I typically recommend solely drinking water throughout the day (after coffee, of course). Yes, you can get water from drinking shit like soda, but unnecessary sugar, phosphorous, or chemicals are not what you drink if you actually care about things like performance, building muscle, or decreasing body fat.
Worst Case Scenario
Some of you will find yourself in the heat for work (fire fighters, soldiers, cops, etc.), play (hiking, water sports, motor sports), or training, so it’ll be good to review heat injuries. Keep in mind that if you have not gone through an acclimation process, then you are more susceptible to these conditions. Furthermore, anyone is susceptible to them if they do too much, too long, on too hot a day.
Heat Cramps — These aren’t very serious, yet they are an indication you are not hydrated well and likely have low sodium.
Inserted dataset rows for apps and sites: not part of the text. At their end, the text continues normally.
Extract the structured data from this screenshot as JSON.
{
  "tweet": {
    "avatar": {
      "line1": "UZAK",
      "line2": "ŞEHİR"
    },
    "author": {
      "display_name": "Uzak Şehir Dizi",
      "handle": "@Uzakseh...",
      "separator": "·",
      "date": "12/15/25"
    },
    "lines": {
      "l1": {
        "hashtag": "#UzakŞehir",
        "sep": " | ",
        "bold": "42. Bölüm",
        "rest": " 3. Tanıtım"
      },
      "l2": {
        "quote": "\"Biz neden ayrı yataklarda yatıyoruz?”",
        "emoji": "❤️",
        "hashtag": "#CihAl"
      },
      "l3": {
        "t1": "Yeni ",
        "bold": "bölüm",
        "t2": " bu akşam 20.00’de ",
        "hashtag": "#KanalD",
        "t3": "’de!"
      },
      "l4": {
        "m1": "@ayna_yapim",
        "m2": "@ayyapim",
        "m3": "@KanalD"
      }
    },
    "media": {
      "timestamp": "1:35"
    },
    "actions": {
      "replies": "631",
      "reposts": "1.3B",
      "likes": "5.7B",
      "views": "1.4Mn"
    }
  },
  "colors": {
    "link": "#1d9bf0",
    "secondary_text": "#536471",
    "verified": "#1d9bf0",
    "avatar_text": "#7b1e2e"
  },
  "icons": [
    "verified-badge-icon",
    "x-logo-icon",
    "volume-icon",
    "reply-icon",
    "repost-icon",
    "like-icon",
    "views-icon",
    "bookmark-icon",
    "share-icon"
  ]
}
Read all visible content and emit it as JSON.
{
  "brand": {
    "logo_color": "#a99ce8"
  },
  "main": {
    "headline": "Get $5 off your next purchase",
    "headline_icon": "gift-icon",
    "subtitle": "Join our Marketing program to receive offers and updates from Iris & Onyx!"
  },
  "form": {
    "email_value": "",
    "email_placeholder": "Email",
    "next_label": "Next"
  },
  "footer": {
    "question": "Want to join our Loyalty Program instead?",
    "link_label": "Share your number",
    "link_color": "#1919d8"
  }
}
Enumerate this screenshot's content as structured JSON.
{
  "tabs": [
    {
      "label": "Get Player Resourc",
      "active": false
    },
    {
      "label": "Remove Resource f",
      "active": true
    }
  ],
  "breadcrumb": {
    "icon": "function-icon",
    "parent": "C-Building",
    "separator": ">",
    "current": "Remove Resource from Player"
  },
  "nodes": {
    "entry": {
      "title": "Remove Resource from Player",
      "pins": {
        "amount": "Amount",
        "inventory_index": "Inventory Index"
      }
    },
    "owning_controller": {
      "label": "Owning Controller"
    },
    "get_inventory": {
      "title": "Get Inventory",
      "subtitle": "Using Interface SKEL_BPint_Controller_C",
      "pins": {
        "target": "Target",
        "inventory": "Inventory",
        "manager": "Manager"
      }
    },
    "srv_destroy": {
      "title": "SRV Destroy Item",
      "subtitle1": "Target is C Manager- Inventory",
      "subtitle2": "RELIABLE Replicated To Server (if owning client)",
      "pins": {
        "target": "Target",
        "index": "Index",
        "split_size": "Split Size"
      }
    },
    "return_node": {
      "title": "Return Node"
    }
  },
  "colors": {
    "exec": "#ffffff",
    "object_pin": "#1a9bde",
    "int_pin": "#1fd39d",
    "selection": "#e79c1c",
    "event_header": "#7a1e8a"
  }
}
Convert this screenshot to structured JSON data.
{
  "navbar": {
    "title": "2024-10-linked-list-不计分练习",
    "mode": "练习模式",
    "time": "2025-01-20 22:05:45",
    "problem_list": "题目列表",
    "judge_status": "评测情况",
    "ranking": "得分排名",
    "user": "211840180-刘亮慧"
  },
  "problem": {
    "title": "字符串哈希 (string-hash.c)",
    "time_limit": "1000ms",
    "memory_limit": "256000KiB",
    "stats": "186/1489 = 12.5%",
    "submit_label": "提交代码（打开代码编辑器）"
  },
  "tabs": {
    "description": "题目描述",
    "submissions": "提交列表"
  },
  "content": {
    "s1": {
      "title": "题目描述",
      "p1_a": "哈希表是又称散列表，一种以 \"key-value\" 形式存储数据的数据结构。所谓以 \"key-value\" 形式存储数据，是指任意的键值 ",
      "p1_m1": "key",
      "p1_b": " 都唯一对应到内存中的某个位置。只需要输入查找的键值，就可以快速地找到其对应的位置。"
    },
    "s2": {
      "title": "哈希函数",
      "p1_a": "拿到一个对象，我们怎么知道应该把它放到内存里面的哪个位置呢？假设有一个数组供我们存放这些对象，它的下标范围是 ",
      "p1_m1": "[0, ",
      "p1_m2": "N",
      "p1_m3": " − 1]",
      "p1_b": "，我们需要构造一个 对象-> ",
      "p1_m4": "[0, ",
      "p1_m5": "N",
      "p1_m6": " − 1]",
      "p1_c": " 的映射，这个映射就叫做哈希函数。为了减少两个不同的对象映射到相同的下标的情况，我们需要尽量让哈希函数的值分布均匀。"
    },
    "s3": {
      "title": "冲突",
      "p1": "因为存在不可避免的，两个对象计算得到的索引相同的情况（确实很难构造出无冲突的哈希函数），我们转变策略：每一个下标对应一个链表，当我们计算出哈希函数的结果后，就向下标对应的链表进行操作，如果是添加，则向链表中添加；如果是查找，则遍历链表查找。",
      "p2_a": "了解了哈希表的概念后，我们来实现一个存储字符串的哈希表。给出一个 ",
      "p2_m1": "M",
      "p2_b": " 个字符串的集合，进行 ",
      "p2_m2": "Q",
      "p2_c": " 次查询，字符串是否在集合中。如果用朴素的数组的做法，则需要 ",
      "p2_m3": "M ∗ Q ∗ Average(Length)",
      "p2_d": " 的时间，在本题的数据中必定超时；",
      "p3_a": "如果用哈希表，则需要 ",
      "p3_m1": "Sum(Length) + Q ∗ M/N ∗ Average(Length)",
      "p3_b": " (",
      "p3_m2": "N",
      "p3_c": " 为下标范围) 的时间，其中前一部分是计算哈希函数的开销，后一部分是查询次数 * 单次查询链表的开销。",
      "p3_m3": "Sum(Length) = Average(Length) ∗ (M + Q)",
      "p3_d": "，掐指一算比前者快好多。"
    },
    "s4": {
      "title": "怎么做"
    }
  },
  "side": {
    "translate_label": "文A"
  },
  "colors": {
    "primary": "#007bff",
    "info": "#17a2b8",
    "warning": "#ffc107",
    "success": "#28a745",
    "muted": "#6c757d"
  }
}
It’s a misconception that potassium and bananas will prevent these. Cease activity if you can and hydrate with salt accordingly.
Heat Exhaustion — This isn’t just feeling tired in the heat, this is the beginning of a downward spiral of the body shutting down. It occurs when the thermoregulatory and cardiovascular system can’t keep up with the demands of the increased temperature and cardiac output shift. If you feel dizzy, extreme fatigue, headache, nausea/vomiting, or you lose consciousness, then cease the activity and hydrate as discussed above. IV fluids would be ideal, and so would external cooling. Get into a cool environment with a fan, get someone to spritz water on you, and get some ice or cool packs under your arms and in your groin for a few minutes.
Heat Stroke — This is life-threatening. If this is happening to you, you won’t really be able to help yourself, so teach others what to look for. The same symptoms from heat exhaustion will occur, but the two that should jump out are the cessation of sweating and altered mental status (i.e. disorientation). All of those cooling measures above should happen immediately. This is what people die from on a regular basis, and it isn’t when the temperature is 95 degrees with 90% humidity; most heat casualties occur when it’s a balmy 85 degrees because people don’t expect it.
While this article doesn’t have helicopter penises and “fuck yous” to hipsters, my aim is to a) prevent any unnecessary heat injuries, b) emphasize the importance of hydration all the time, but especially in the summer months, and c) give you something easy to do to efficiently train and recover to get stronger, faster, and conditioned. If you’re outside every day, then you need to drink much more water than you think you need to. Even if your job and gym are inside, you’ll still be exposed to the heat throughout the day, so take care of hydration now before it becomes a problem.